→ **YOUR GOAL**
For every entry that follows, return the words exactly and omit any picture.

→ **STUDY MATERIAL**
■ ■ ■
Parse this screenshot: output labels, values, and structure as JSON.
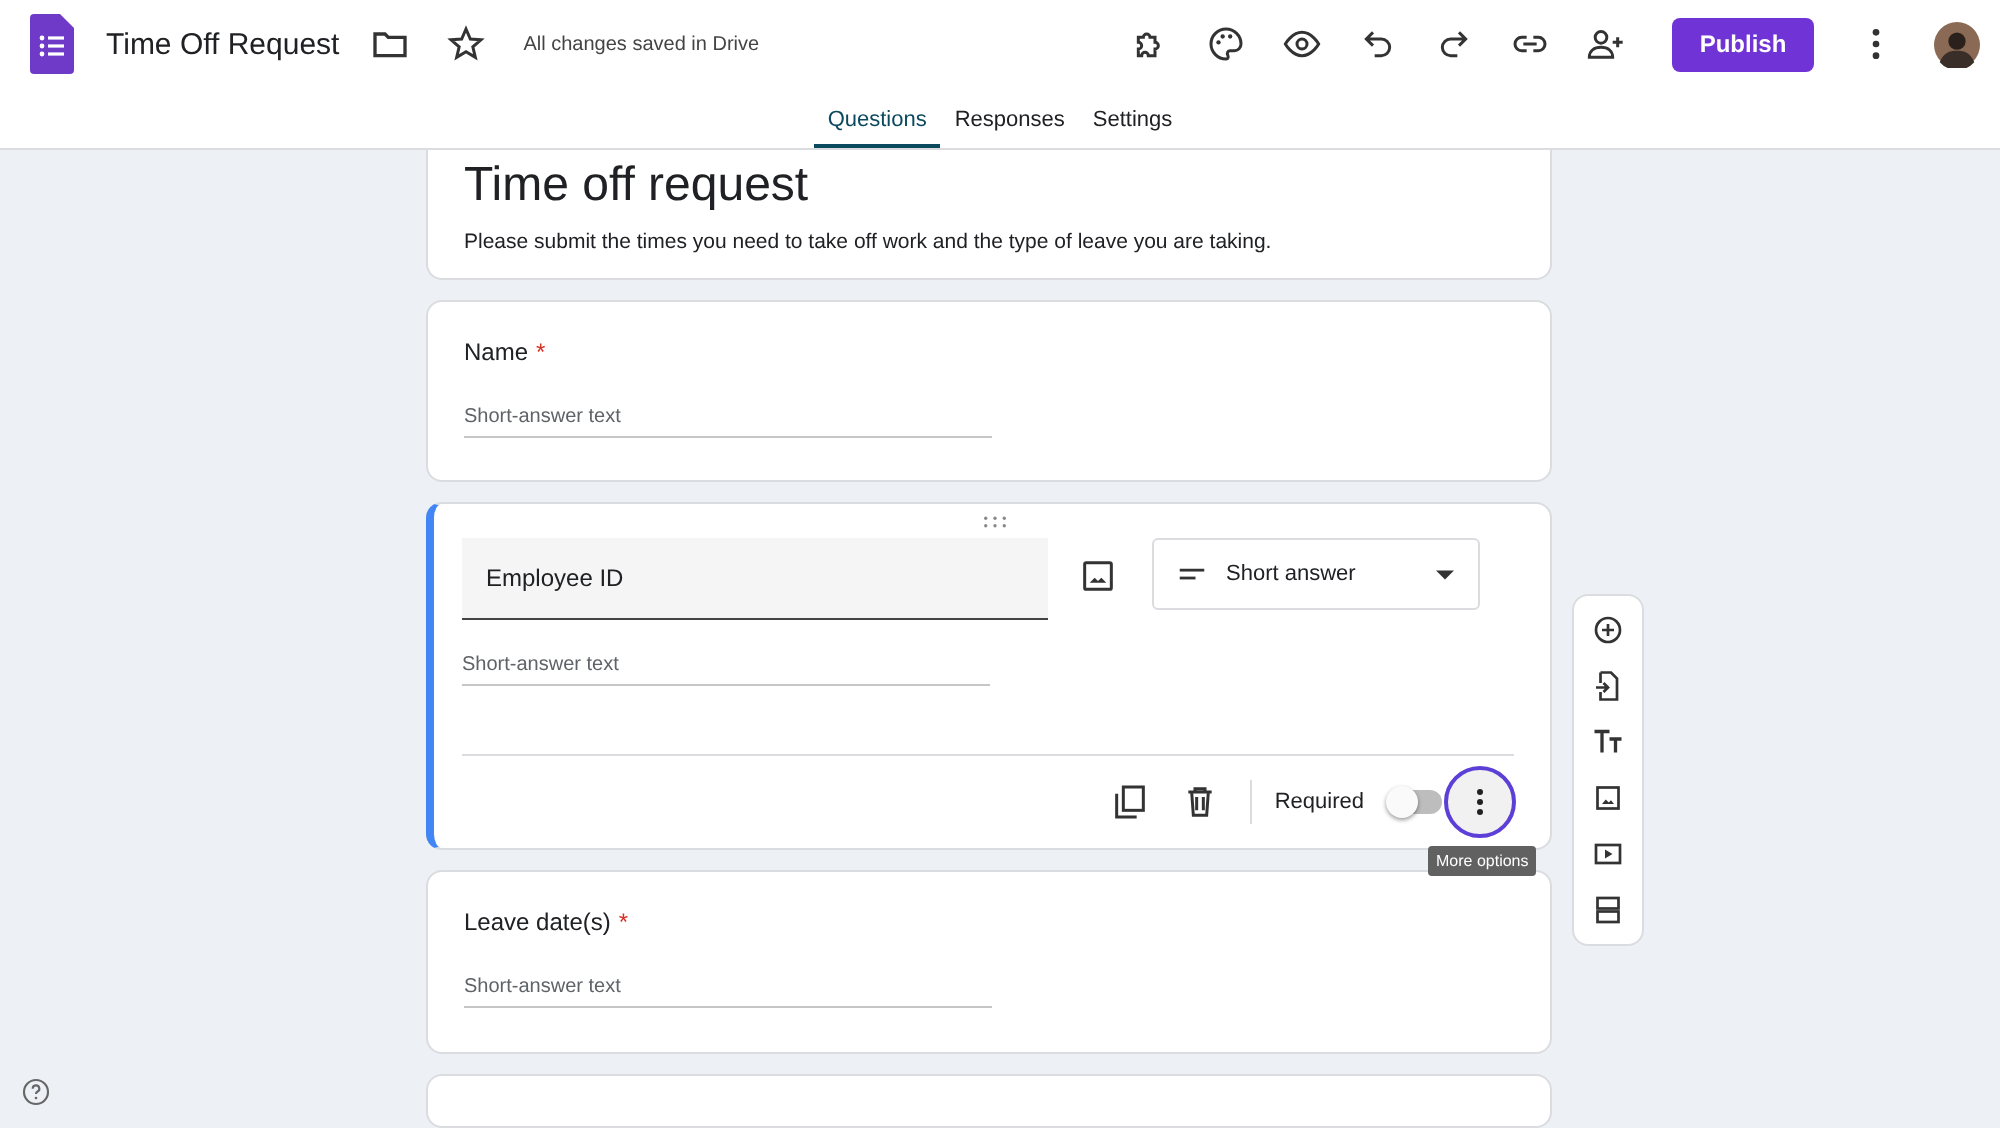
{
  "app": {
    "title": "Time Off Request",
    "save_status": "All changes saved in Drive",
    "publish_button": "Publish"
  },
  "tabs": [
    {
      "label": "Questions",
      "selected": true
    },
    {
      "label": "Responses",
      "selected": false
    },
    {
      "label": "Settings",
      "selected": false
    }
  ],
  "form": {
    "title": "Time off request",
    "description": "Please submit the times you need to take off work and the type of leave you are taking."
  },
  "questions": [
    {
      "title": "Name",
      "required": true,
      "required_mark": "*",
      "placeholder": "Short-answer text",
      "selected": false
    },
    {
      "title": "Employee ID",
      "required": false,
      "placeholder": "Short-answer text",
      "selected": true,
      "type": "Short answer",
      "required_label": "Required",
      "tooltip": "More options"
    },
    {
      "title": "Leave date(s)",
      "required": true,
      "required_mark": "*",
      "placeholder": "Short-answer text",
      "selected": false
    }
  ]
}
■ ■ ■
→ **ANSWER BELOW**
Parse this screenshot: output labels, values, and structure as JSON.
{
  "app": {
    "title": "Time Off Request",
    "save_status": "All changes saved in Drive",
    "publish_button": "Publish"
  },
  "tabs": [
    {
      "label": "Questions",
      "selected": true
    },
    {
      "label": "Responses",
      "selected": false
    },
    {
      "label": "Settings",
      "selected": false
    }
  ],
  "form": {
    "title": "Time off request",
    "description": "Please submit the times you need to take off work and the type of leave you are taking."
  },
  "questions": [
    {
      "title": "Name",
      "required": true,
      "required_mark": "*",
      "placeholder": "Short-answer text",
      "selected": false
    },
    {
      "title": "Employee ID",
      "required": false,
      "placeholder": "Short-answer text",
      "selected": true,
      "type": "Short answer",
      "required_label": "Required",
      "tooltip": "More options"
    },
    {
      "title": "Leave date(s)",
      "required": true,
      "required_mark": "*",
      "placeholder": "Short-answer text",
      "selected": false
    }
  ]
}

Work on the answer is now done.